It’s a common complaint that there is just too much television for anyone to reasonably keep up with these days, and that is especially true if you are a critic. But this summer, I decided to try to plug a gap in my own viewing experience: the franchise that is “The Bachelor,” “The Bachelorette” and its assorted spinoffs, taking the plunge along with Andi Dorfman, a prosecutor from Georgia who took a second shot at finding love after blowing off a brutish Bachelor in a previous season.

Ashley Hebert and J.P. Rosenbaum, the second “Bachelorette” couple to ever walk down the aisle. (Matt Klitscher/ABC)

My fellow critics Willa Paskin and Linda Holmes had prepared me for the convoluted sexual ethics of the show, which simultaneously encourages the participants to have sex and acts oddly coy about whatever it is that they get up to, and their characterizations are absolutely correct.

But the show’s antiquated notions do not end there. “The Bachelorette” relies on modes of courtship from the 1950s and earlier. In this bizarro world, administered by host Chris Harrison in a pseudo-parental role, commitment comes later in the cycle of a relationship, but marriage comes quicker, and the reality of living together arrives last in this cycle.

We are supposed to be convinced that these processes lead to true love, and judging by the enthusiasm of the live studio audiences who turn out for certain episodes, plenty of people do. But much of the show’s drama comes from the incredible stresses those traditions place on the people who have to carry them out. The promise of “The Bachelorette” is a shiny, pavé-d to the max Neil Lane engagement ring. The reality is heavy, and not quite a perfect fit.
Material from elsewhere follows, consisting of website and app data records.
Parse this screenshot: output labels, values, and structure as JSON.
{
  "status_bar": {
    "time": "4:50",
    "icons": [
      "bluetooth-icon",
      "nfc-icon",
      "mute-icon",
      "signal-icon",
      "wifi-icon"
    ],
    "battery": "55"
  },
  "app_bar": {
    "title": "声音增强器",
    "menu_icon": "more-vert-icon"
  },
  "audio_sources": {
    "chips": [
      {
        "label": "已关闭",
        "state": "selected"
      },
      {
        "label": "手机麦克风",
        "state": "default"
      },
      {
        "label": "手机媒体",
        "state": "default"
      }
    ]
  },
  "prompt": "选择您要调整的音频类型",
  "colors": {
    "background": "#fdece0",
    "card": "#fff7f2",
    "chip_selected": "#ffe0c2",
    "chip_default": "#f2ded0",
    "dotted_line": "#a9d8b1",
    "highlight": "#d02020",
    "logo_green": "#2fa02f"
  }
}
None of this is to say that contemporary dating has somehow solved the mysteries of courtship and paired us all up peaceably and with a minimum of tsuris. “The Bachelorette,” though, makes an unintentional case for the uncertainties of hookup culture and the possibility that OkCupid will use you as an involuntary research subject.

Not only do the men on the show know that the Bachelorette is dating all of them simultaneously, but they also have to date her collectively, torture themselves when she goes off by herself with one of their rivals, and socialize with their competitors. It is a supercharged resurrection of a dating tradition that treated going steady as a big deal, to be entered into only after much consideration and exploration of one’s other options. I am amazed that we got through this season with just one incidence of mild, awkward racism, a lot of fishwifey sniping, and what appears to be some real feelings of hurt, rather than cries of “come at me, bro!” and attempted violence.

And it never stops. The competing bachelors never get a chance to date the Bachelorette feeling secure in her attention and affections, without knowing that she is running through the routine with other men. They have no idea what it is actually like to be in a relationship with her, rather than a participant in a social experiment.

A yenta would be preferable to this. A yenta is at least making efforts to get to know the people in question and assess whether they are compatible. A yenta needs her customers to be satisfied so that she can drum up repeat business. “The Bachelorette” does not need to concern itself with something so mundane as whether the relationships it brokers actually continue.

This is a self-sustaining enterprise, and as such it is free to be totally ludicrous. In the finale, Hy Dorfman, Andi’s fabulously sensible father, reminded both of her remaining suitors that pretending to be a mime or boating around Venice is not the day-to-day stuff of which marriage is made. But because the competition goes up to the very last moment, neither man can pause and acknowledge that Hy might have a point. Instead, they have to manically insist that they have no doubts.

When a proposal comes, there is an air of queasy anti-climax to it. In this, “The Bachelorette” seems to conform to contemporary ideas that the specifics of a proposal should be a surprise, but the idea of marriage should not. The surprise on the show, though, is not the design of the ring, or the bride’s entire family emerging from bushes and cupboards to offer congratulations: It is the identity of the groom. As long as an engagement is achieved, though, “The Bachelorette” can deem itself a wild success.

Maybe Laura Ingalls Wilder, who wrote the “Little House” series of novelistic memoirs about her life in the 1870s and 1880s, can convince us that you can conduct a constrained courtship, then get to know your spouse for real after the wedding. Andi and her future spouse are not quite up to the task of selling us on this ideal.

“The show works! Everything works on the show! Everything happens for a reason!” Andi’s fiance declared when they sat down with Harrison to recap their courtship. As Holmes pointed out in her explication of this season’s sexual politics, the show does not work, if we are defining “work” as something that produces “successful marriages.” The fiance is right, though, that on “The Bachelorette,” everything happens. For the fantasy to survive, we just have to avoid thinking about the reasons.